The problem is the interaction of such a "field of use" restriction with Section 7 of GPL. Under Section 7, the "field of use" restriction is a "conditions are imposed on you [the distributor of GPL'ed software] that contradict the conditions of this License". The "conditions of this license" require, for example, that those receiving distributions of GPL'ed software have the right to run the program for any purpose (Section 0), the right to modify it for any purpose (Section 2), etc.
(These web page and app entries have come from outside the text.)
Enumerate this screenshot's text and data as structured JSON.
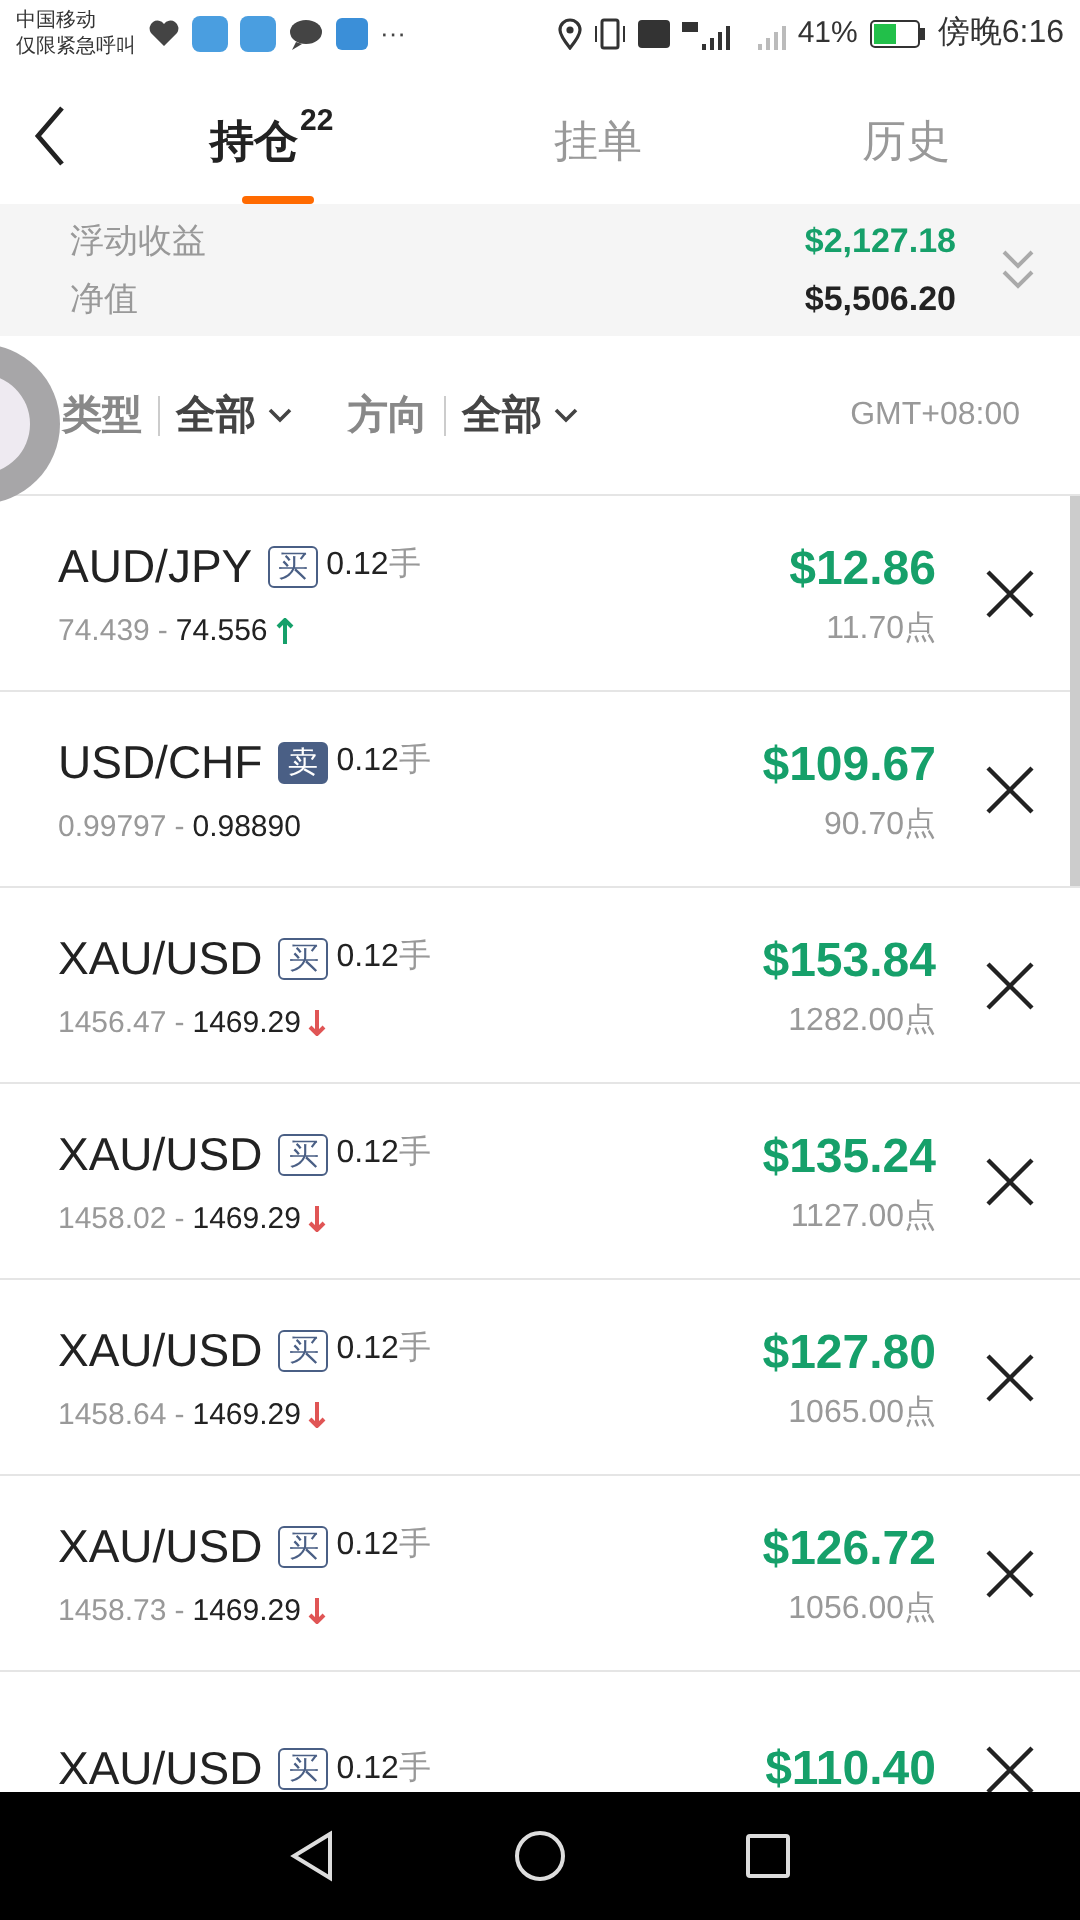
{
  "status_bar": {
    "carrier_lines": [
      "中国移动",
      "仅限紧急呼叫"
    ],
    "more": "···",
    "battery_percent": "41%",
    "time": "傍晚6:16"
  },
  "tabs": [
    {
      "label": "持仓",
      "badge": "22",
      "selected": true
    },
    {
      "label": "挂单",
      "selected": false
    },
    {
      "label": "历史",
      "selected": false
    }
  ],
  "summary": [
    {
      "label": "浮动收益",
      "value": "$2,127.18",
      "kind": "profit"
    },
    {
      "label": "净值",
      "value": "$5,506.20",
      "kind": "plain"
    }
  ],
  "filters": [
    {
      "label": "类型",
      "value": "全部"
    },
    {
      "label": "方向",
      "value": "全部"
    }
  ],
  "timezone": "GMT+08:00",
  "positions": [
    {
      "symbol": "AUD/JPY",
      "side": "买",
      "kind": "buy",
      "lots": "0.12",
      "unit": "手",
      "open": "74.439",
      "dash": "-",
      "current": "74.556",
      "rising": true,
      "profit": "$12.86",
      "points": "11.70点"
    },
    {
      "symbol": "USD/CHF",
      "side": "卖",
      "kind": "sell",
      "lots": "0.12",
      "unit": "手",
      "open": "0.99797",
      "dash": "-",
      "current": "0.98890",
      "profit": "$109.67",
      "points": "90.70点"
    },
    {
      "symbol": "XAU/USD",
      "side": "买",
      "kind": "buy",
      "lots": "0.12",
      "unit": "手",
      "open": "1456.47",
      "dash": "-",
      "current": "1469.29",
      "rising": false,
      "profit": "$153.84",
      "points": "1282.00点"
    },
    {
      "symbol": "XAU/USD",
      "side": "买",
      "kind": "buy",
      "lots": "0.12",
      "unit": "手",
      "open": "1458.02",
      "dash": "-",
      "current": "1469.29",
      "rising": false,
      "profit": "$135.24",
      "points": "1127.00点"
    },
    {
      "symbol": "XAU/USD",
      "side": "买",
      "kind": "buy",
      "lots": "0.12",
      "unit": "手",
      "open": "1458.64",
      "dash": "-",
      "current": "1469.29",
      "rising": false,
      "profit": "$127.80",
      "points": "1065.00点"
    },
    {
      "symbol": "XAU/USD",
      "side": "买",
      "kind": "buy",
      "lots": "0.12",
      "unit": "手",
      "open": "1458.73",
      "dash": "-",
      "current": "1469.29",
      "rising": false,
      "profit": "$126.72",
      "points": "1056.00点"
    },
    {
      "symbol": "XAU/USD",
      "side": "买",
      "kind": "buy",
      "lots": "0.12",
      "unit": "手",
      "profit": "$110.40"
    }
  ]
}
Any of these "purposes" could easily practice the teachings of the patent beyond what the "field of use" restriction allows.

Here's a detailed step-by-step example that shows how this problem could play out:

   1. Programmer P downloads the Konqueror web browser, receiving it under terms of GPL.
   2. P learns of a new web standard that requires exercising a technique for parsing URLs that is patented by Corporation C. C has licensed the patent under an RF, non-exclusive license, but with a "field of use" restriction that says the license can be used to "implement the standard". The standard, as it turns out, covers only what browsers must do with URLs, and says nothing about the server side or clients that aren't user browsers.
   3. P implements this technique in Konqueror, and seeks to redistribute the modified version on his website so that other users can benefit from Konqueror now complying with the standard. If he does, he is bound by the GPL under copyright law, because he is redistributing a modified version.
   4. However, he knows full well of a condition on that code that contradicts the GPL (violating Section 7) -- namely, he knows that C's patent license prohibits folks from taking his URL parsing code and putting it into, say, a search engine. Therefore, under GPL Section 7, he is prohibited from redistribution.
   5. You might think that he can simply assign his copyright to the existing copyright holder of Konqueror let distribution happen from that source. They could distribute under GPL, but they would be granting a self-contradicting license. Nothing (to my knowledge, but IANAL) prohibits someone from distributing copyrighted works under licenses that make no sense and are self-contradictory. However, it is certainly true that those who receive distribution of the works are stuck and can't undertake further distribution or modification themselves.

Thus, regardless of who makes the changes, the result either shuts down distribution or forces the original developer to abandon GPL. Both outcomes are very unfortunate. This is why we encourage you to write to comment on the Last Call Draft. 
Received on Friday, 21 March 2003 05:35:26 UTC

This archive was generated by hypermail 2.4.0 : Friday, 17 January 2020 22:43:12 UTC